Welcome to Seattle Opera! You grew up playing guitar from a very early age in Wales; how did you end up living, playing, and teaching in Seattle?
I actually starting teaching guitar during my last year in high school in the UK, and I continued to do it full time for about 3 years after graduating. To be honest it felt a little less like a career and more like a great way to avoid having to go to university and then get a job! When I moved to the US I stopped playing guitar for about a year and a half, and then I started taking lessons and practicing again, mostly because I missed it. Meanwhile, I was accepted at the UW to do an English degree (in an apparent effort to "grow up"). My guitar teacher at the time suggested I take the music scholarship auditions, and when they offered me the Brechemin scholarship I decided I should probably do music. While at the UW, I started playing competitions and performing, and I recorded my first CD in my senior year. At this point it seemed like the opportunity to continue not to have to get a job had presented itself once again, so I seized it with both hands.
You have a long history with the University of Washington. What’s it like to teach at a school where you were once a student?
It's an honor and an exciting opportunity for me in many ways. I've always enjoyed teaching students of any level, but to have the opportunity to help aspiring professionals brings a different kind of satisfaction, as well as keeping me on my toes. While I was a student I felt university gave me a great opportunity to work with other musicians -- guitar is such a solitary endeavor most of the time -- and now it's doing the same but it means working with faculty rather than students, and of course it led to this work with Seattle Opera.
Your repertoire, which includes early music, twentieth century music, new music, and Romantic opera classics such as Barber of Seville and Don Quichotte, seems extremely diverse...but maybe that’s typical for a classical guitarist. Who are your heroes, musically speaking?
The guitar has a repertoire that reaches back to the early 16th century, via both the lute and the vihuela – a Spanish ancestor of the 6 string guitar that is remarkably similar to the modern instrument. One of our richest eras was the early 19th century, and one of my musical heroes is Mauro Giuliani, an Italian guitarist composer who moved to Vienna in 1810 and was quite the celebrity – so much so that he was invited to play principal cello (his second instrument) at the premiere of Beethoven’s 7th symphony! He was also evidently very good friends with Rossini and wrote many sets of variations that featured themes from Rossini’s operas.
Tell us a little about the instrument you’ll be playing in The Barber of Seville.
It’s what’s generally known as a Romantic Guitar – an instrument dating from the early part of the nineteenth century -- which differs in some technical ways from the modern classical guitar, but is basically just smaller. If you think of the differences between fortepiano and a modern concert piano you’re on the right track. Mine is a French instrument, probably from the 1840s, with gorgeous flamed maple back and sides and a pearl-and-paste rosette. That’s the decoration around the soundhole – guitars traditionally have a wood-tile mosaic rosette but Romantic guitars often have these very decorative patterns of mother of pearl inlaid into ebony paste.
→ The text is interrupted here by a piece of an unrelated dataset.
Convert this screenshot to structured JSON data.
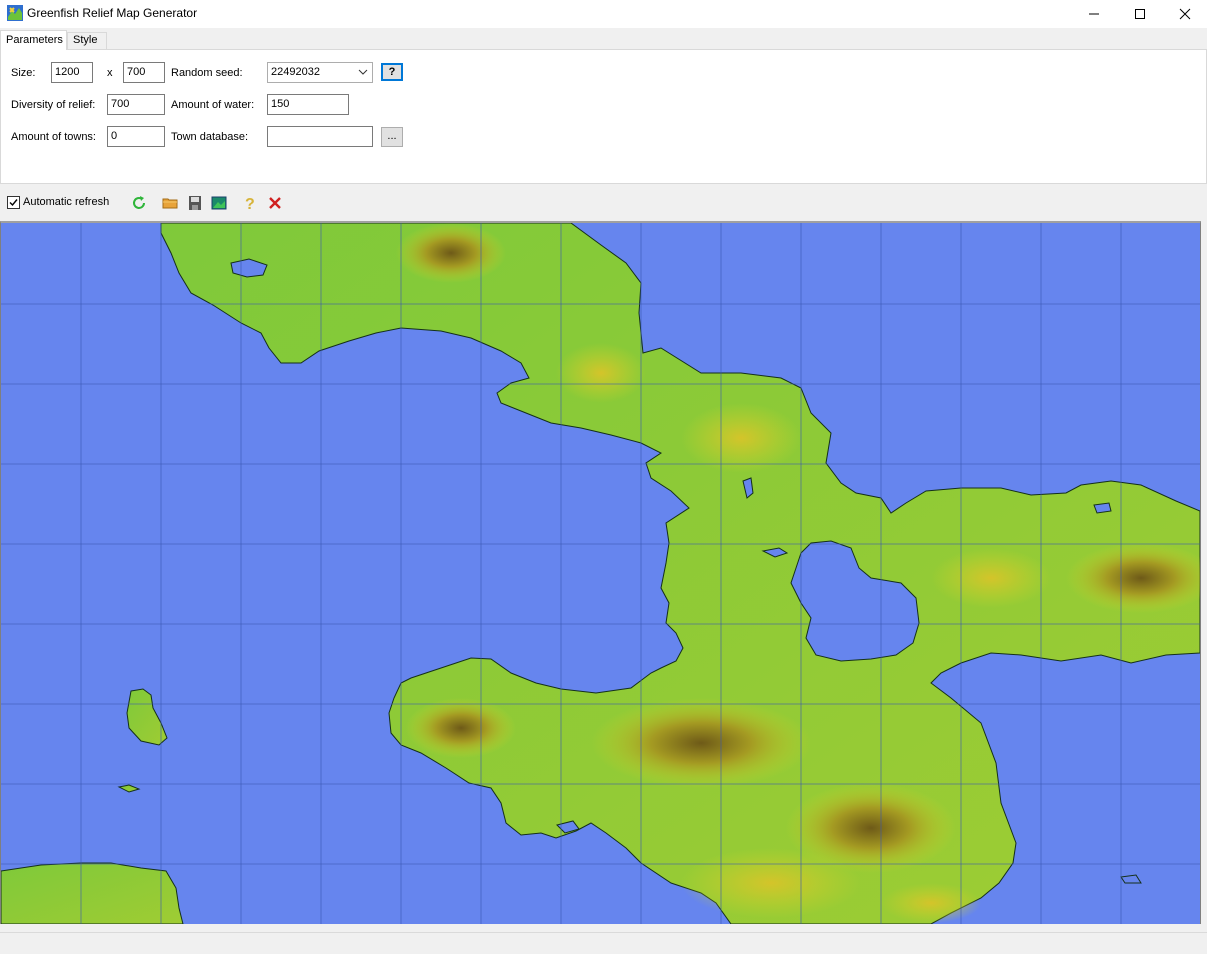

You accompany Almaviva’s serenade beneath Rosina’s window in The Barber of Seville Act 1 Scene 1. Since it’s just you and the tenor, you get to improvise a little in that scene. How would you characterize the difference between what our two tenors, Lawrence Brownlee and Nicholas Phan?
There's an imperative to improvise; the intention is for the serenade to really feel improvised, and I end up having a bit of a duel with Almaviva, but he makes it pretty clear who's boss! Lawrence and Nicholas are both tremendous musicians, and playing with them is a real treat for me. Trying to compare them is like comparing The Macallan to a 12 year old Highland Park - both outstanding in their own way. Most importantly, when you're enjoying one you don't find yourself thinking about the other!
You’re playing Rossini for us now, but next month you’ll be playing Massenet when we do Don Quichotte (albeit Massenet imitating “Spanish” music). Are there any obvious differences between Italian and French music for classical guitar?
That question brings to mind the story about Bizet: when asked if he was planning to go to Spain to do research before writing Carmen, he replied with an emphatic no, as it would only confuse him. At the risk of making what is clearly a vast generalisation I'd say Italian guitar repertoire is more brilliant, overtly virtuosic and passionate. French music is perhaps no less passionate, but it's a far more reserved and reflective intensity.